Exercise instructions
Please copy out the records that follow, word for word.

[Exercise data Boundary: Start]

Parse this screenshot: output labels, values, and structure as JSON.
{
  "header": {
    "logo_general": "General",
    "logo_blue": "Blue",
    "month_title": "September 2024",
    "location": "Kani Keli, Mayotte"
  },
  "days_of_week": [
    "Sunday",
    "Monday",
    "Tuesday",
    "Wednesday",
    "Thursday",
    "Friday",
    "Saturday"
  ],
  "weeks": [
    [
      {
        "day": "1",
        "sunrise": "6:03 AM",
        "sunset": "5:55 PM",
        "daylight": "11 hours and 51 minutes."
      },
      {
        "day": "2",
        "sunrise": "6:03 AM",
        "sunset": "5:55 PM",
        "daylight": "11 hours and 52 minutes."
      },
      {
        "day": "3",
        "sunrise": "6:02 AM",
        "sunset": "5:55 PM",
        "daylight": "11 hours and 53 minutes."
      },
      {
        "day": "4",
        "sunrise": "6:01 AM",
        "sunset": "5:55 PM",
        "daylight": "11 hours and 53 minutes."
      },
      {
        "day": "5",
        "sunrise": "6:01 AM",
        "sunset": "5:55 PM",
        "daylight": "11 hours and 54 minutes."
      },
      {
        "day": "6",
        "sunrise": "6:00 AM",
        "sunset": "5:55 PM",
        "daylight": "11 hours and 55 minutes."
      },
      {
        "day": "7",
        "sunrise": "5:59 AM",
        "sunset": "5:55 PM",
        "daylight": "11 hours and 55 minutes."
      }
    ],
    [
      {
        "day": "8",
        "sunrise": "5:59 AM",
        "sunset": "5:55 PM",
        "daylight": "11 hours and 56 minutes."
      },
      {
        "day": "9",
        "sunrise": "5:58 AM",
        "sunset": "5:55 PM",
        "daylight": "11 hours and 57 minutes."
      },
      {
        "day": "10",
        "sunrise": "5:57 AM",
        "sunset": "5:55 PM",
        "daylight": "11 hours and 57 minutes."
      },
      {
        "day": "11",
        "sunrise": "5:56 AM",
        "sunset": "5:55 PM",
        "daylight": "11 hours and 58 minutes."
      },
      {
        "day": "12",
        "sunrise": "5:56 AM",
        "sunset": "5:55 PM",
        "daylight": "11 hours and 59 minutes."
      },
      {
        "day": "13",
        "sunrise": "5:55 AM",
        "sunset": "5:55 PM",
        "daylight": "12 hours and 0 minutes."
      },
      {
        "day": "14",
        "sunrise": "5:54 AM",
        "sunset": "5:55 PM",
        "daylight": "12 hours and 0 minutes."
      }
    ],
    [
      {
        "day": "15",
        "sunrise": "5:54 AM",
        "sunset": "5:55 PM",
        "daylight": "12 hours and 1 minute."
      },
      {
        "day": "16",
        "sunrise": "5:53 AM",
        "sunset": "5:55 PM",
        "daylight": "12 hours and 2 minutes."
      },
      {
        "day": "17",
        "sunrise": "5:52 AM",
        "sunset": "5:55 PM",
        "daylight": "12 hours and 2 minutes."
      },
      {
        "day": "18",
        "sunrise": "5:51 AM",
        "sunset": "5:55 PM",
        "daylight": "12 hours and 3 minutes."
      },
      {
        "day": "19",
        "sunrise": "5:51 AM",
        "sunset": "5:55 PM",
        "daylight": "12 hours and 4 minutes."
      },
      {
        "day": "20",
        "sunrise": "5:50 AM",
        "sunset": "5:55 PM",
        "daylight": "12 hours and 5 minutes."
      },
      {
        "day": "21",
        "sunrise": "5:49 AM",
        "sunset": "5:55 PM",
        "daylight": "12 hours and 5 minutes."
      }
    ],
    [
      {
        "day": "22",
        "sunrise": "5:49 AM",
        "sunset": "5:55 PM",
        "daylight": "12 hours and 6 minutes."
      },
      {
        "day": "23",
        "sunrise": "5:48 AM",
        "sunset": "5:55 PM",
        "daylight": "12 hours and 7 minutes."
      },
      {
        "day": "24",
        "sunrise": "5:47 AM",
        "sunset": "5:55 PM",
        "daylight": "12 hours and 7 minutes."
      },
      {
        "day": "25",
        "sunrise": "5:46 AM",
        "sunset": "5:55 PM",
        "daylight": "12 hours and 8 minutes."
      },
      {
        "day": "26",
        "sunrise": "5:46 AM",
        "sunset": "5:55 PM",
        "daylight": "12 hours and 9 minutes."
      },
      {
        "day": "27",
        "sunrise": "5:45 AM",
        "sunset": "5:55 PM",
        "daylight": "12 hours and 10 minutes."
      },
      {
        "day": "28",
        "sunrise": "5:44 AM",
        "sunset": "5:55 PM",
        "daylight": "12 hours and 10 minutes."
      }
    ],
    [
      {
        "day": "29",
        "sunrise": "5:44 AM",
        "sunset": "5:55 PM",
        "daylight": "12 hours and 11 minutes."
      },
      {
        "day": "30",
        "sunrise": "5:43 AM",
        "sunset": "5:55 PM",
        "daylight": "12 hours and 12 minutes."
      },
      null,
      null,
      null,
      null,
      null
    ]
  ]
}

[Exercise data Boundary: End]

Task response
Parse this screenshot: output labels, values, and structure as JSON.
{
  "header": {
    "logo_general": "General",
    "logo_blue": "Blue",
    "month_title": "September 2024",
    "location": "Kani Keli, Mayotte"
  },
  "days_of_week": [
    "Sunday",
    "Monday",
    "Tuesday",
    "Wednesday",
    "Thursday",
    "Friday",
    "Saturday"
  ],
  "weeks": [
    [
      {
        "day": "1",
        "sunrise": "6:03 AM",
        "sunset": "5:55 PM",
        "daylight": "11 hours and 51 minutes."
      },
      {
        "day": "2",
        "sunrise": "6:03 AM",
        "sunset": "5:55 PM",
        "daylight": "11 hours and 52 minutes."
      },
      {
        "day": "3",
        "sunrise": "6:02 AM",
        "sunset": "5:55 PM",
        "daylight": "11 hours and 53 minutes."
      },
      {
        "day": "4",
        "sunrise": "6:01 AM",
        "sunset": "5:55 PM",
        "daylight": "11 hours and 53 minutes."
      },
      {
        "day": "5",
        "sunrise": "6:01 AM",
        "sunset": "5:55 PM",
        "daylight": "11 hours and 54 minutes."
      },
      {
        "day": "6",
        "sunrise": "6:00 AM",
        "sunset": "5:55 PM",
        "daylight": "11 hours and 55 minutes."
      },
      {
        "day": "7",
        "sunrise": "5:59 AM",
        "sunset": "5:55 PM",
        "daylight": "11 hours and 55 minutes."
      }
    ],
    [
      {
        "day": "8",
        "sunrise": "5:59 AM",
        "sunset": "5:55 PM",
        "daylight": "11 hours and 56 minutes."
      },
      {
        "day": "9",
        "sunrise": "5:58 AM",
        "sunset": "5:55 PM",
        "daylight": "11 hours and 57 minutes."
      },
      {
        "day": "10",
        "sunrise": "5:57 AM",
        "sunset": "5:55 PM",
        "daylight": "11 hours and 57 minutes."
      },
      {
        "day": "11",
        "sunrise": "5:56 AM",
        "sunset": "5:55 PM",
        "daylight": "11 hours and 58 minutes."
      },
      {
        "day": "12",
        "sunrise": "5:56 AM",
        "sunset": "5:55 PM",
        "daylight": "11 hours and 59 minutes."
      },
      {
        "day": "13",
        "sunrise": "5:55 AM",
        "sunset": "5:55 PM",
        "daylight": "12 hours and 0 minutes."
      },
      {
        "day": "14",
        "sunrise": "5:54 AM",
        "sunset": "5:55 PM",
        "daylight": "12 hours and 0 minutes."
      }
    ],
    [
      {
        "day": "15",
        "sunrise": "5:54 AM",
        "sunset": "5:55 PM",
        "daylight": "12 hours and 1 minute."
      },
      {
        "day": "16",
        "sunrise": "5:53 AM",
        "sunset": "5:55 PM",
        "daylight": "12 hours and 2 minutes."
      },
      {
        "day": "17",
        "sunrise": "5:52 AM",
        "sunset": "5:55 PM",
        "daylight": "12 hours and 2 minutes."
      },
      {
        "day": "18",
        "sunrise": "5:51 AM",
        "sunset": "5:55 PM",
        "daylight": "12 hours and 3 minutes."
      },
      {
        "day": "19",
        "sunrise": "5:51 AM",
        "sunset": "5:55 PM",
        "daylight": "12 hours and 4 minutes."
      },
      {
        "day": "20",
        "sunrise": "5:50 AM",
        "sunset": "5:55 PM",
        "daylight": "12 hours and 5 minutes."
      },
      {
        "day": "21",
        "sunrise": "5:49 AM",
        "sunset": "5:55 PM",
        "daylight": "12 hours and 5 minutes."
      }
    ],
    [
      {
        "day": "22",
        "sunrise": "5:49 AM",
        "sunset": "5:55 PM",
        "daylight": "12 hours and 6 minutes."
      },
      {
        "day": "23",
        "sunrise": "5:48 AM",
        "sunset": "5:55 PM",
        "daylight": "12 hours and 7 minutes."
      },
      {
        "day": "24",
        "sunrise": "5:47 AM",
        "sunset": "5:55 PM",
        "daylight": "12 hours and 7 minutes."
      },
      {
        "day": "25",
        "sunrise": "5:46 AM",
        "sunset": "5:55 PM",
        "daylight": "12 hours and 8 minutes."
      },
      {
        "day": "26",
        "sunrise": "5:46 AM",
        "sunset": "5:55 PM",
        "daylight": "12 hours and 9 minutes."
      },
      {
        "day": "27",
        "sunrise": "5:45 AM",
        "sunset": "5:55 PM",
        "daylight": "12 hours and 10 minutes."
      },
      {
        "day": "28",
        "sunrise": "5:44 AM",
        "sunset": "5:55 PM",
        "daylight": "12 hours and 10 minutes."
      }
    ],
    [
      {
        "day": "29",
        "sunrise": "5:44 AM",
        "sunset": "5:55 PM",
        "daylight": "12 hours and 11 minutes."
      },
      {
        "day": "30",
        "sunrise": "5:43 AM",
        "sunset": "5:55 PM",
        "daylight": "12 hours and 12 minutes."
      },
      null,
      null,
      null,
      null,
      null
    ]
  ]
}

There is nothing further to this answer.